Looking back on her time at UNCG, Clemens has fond memories of her cohort and the bonds that group of eight women, affectionately known as the “Great Eight,” built together. She says, “I think some of what I remember is just the fun stuff that happened outside (of the classroom) that first year. We did a silly award ceremony that Dr. (Kelly) Wester helped emcee and some of the fun community things that I think are somewhat unique to the opportunity to be in a full time doctoral program. When you’re really there, and you have that community, it makes all the other things a lot more fun.”

Community is a word you hear often from members of the program’s cohorts. The program allows its students to develop close relationships with each other.
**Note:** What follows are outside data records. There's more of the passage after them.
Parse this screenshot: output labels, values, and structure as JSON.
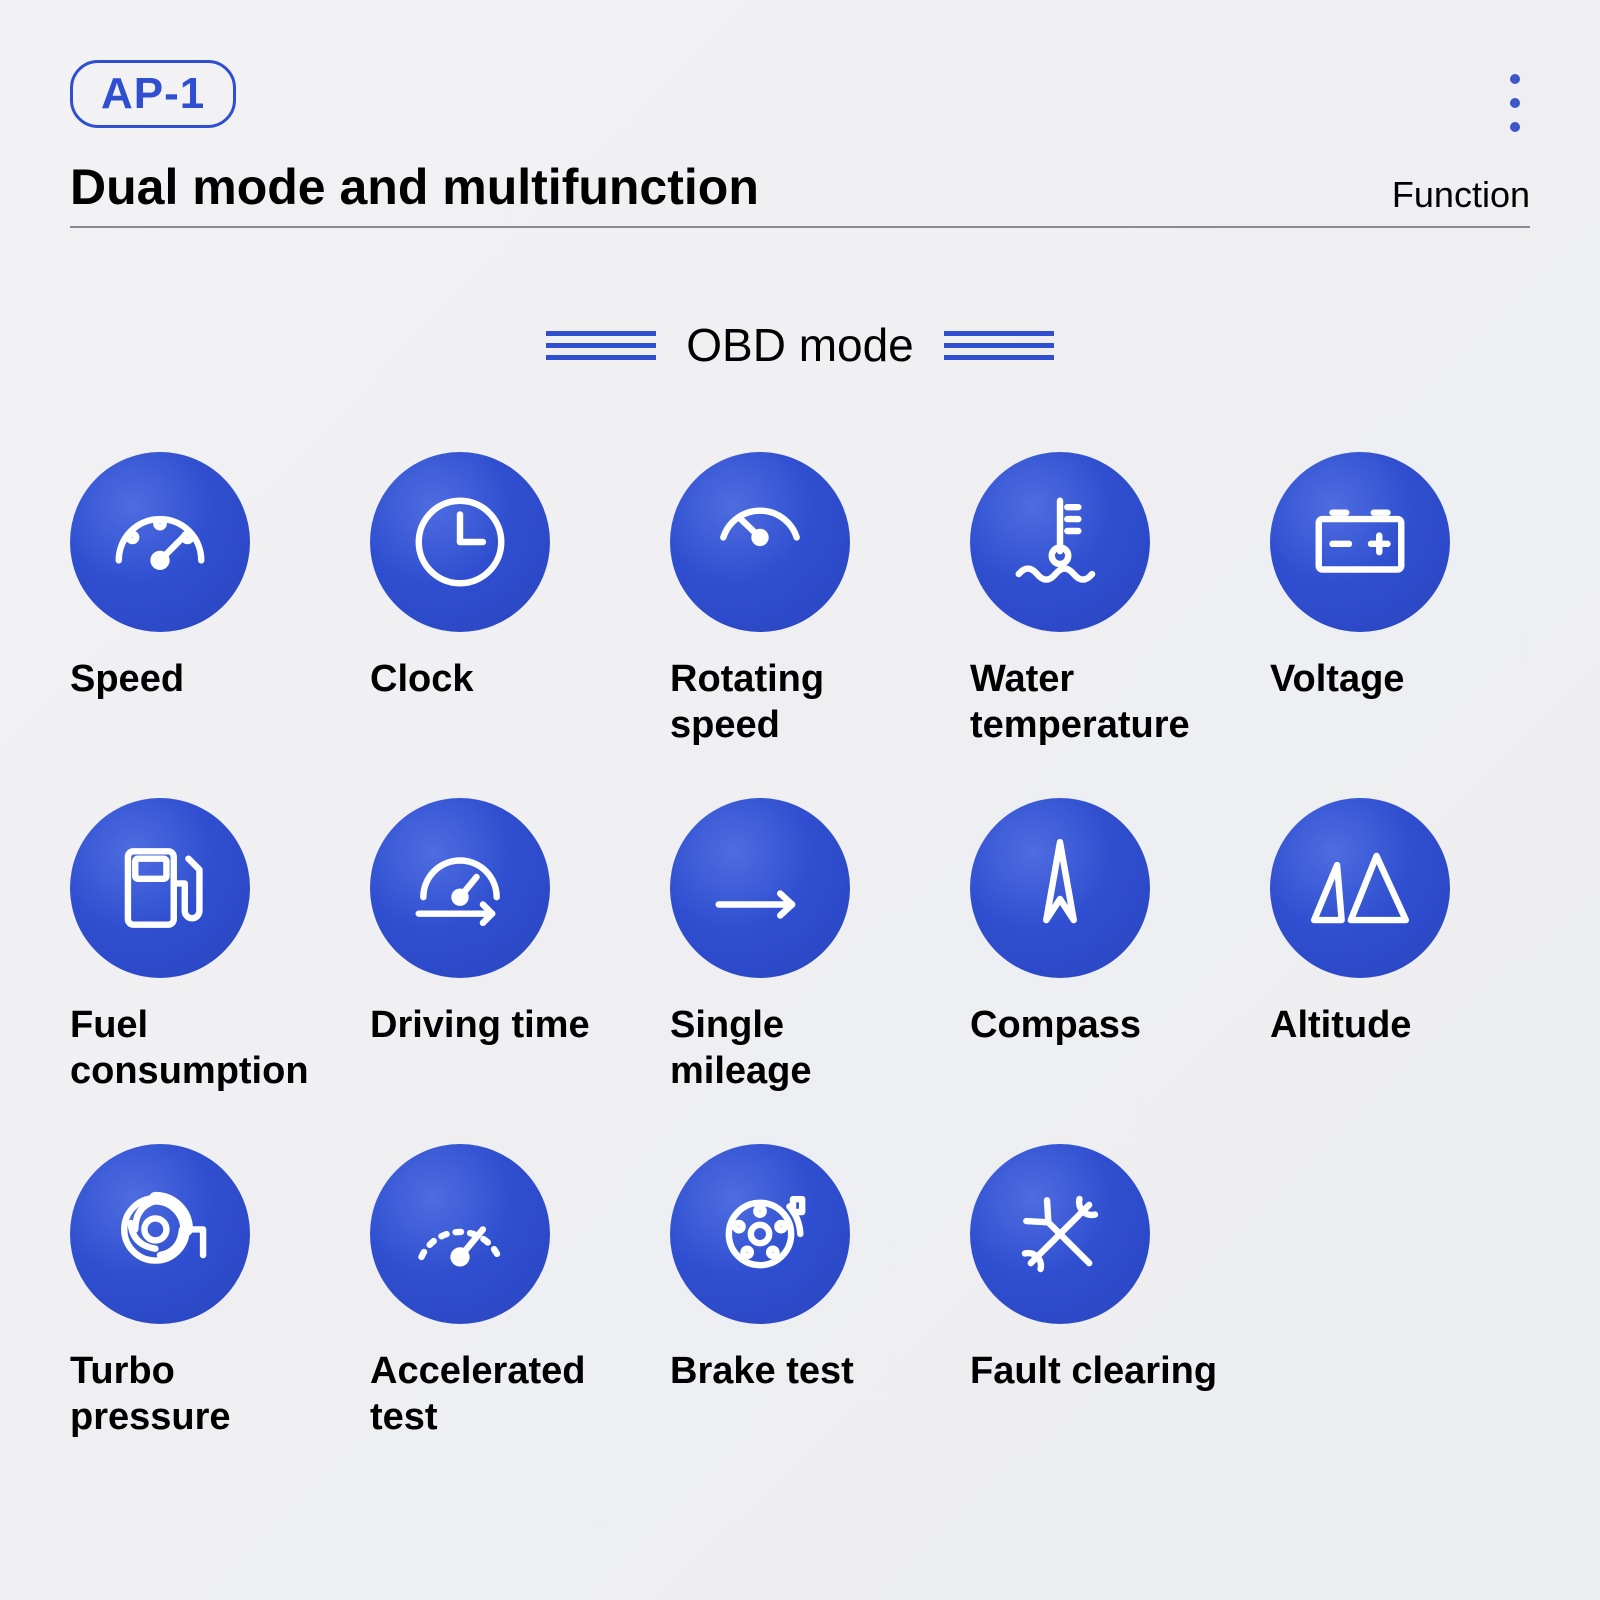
{
  "header": {
    "badge": "AP-1",
    "title": "Dual mode and multifunction",
    "right_label": "Function"
  },
  "section": {
    "title": "OBD mode"
  },
  "items": [
    {
      "label": "Speed",
      "icon": "speed-icon"
    },
    {
      "label": "Clock",
      "icon": "clock-icon"
    },
    {
      "label": "Rotating speed",
      "icon": "rpm-icon"
    },
    {
      "label": "Water temperature",
      "icon": "water-temp-icon"
    },
    {
      "label": "Voltage",
      "icon": "battery-icon"
    },
    {
      "label": "Fuel consumption",
      "icon": "fuel-icon"
    },
    {
      "label": "Driving time",
      "icon": "driving-time-icon"
    },
    {
      "label": "Single mileage",
      "icon": "ab-mileage-icon"
    },
    {
      "label": "Compass",
      "icon": "compass-icon"
    },
    {
      "label": "Altitude",
      "icon": "altitude-icon"
    },
    {
      "label": "Turbo pressure",
      "icon": "turbo-icon"
    },
    {
      "label": "Accelerated test",
      "icon": "accel-icon"
    },
    {
      "label": "Brake test",
      "icon": "brake-icon"
    },
    {
      "label": "Fault clearing",
      "icon": "tools-icon"
    }
  ],
  "colors": {
    "accent": "#2f4fd0"
  }
}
Says Clemens, “I think it’s the program design around a primarily full time day program that I think is a big piece of it. I think the intentionality of the first year seminar, where rather than splitting people up into individual advisors at the beginning of their program, it’s almost that group advising through that seminar process that creates cohesiveness and consistent information. There was office space for doctoral students, and very intentionally, those offices were mixed across cohorts so that you built relationships with people in adjacent cohorts. That, to me, very much helped in terms of that community.”

In regards to what graduating from UNCG has allowed her to do, Clemens said, “With my UNCG degree I have been able to consistently have a career that’s meaningful, that’s challenging, and that is consistent with my beliefs about what makes a difference in the world.”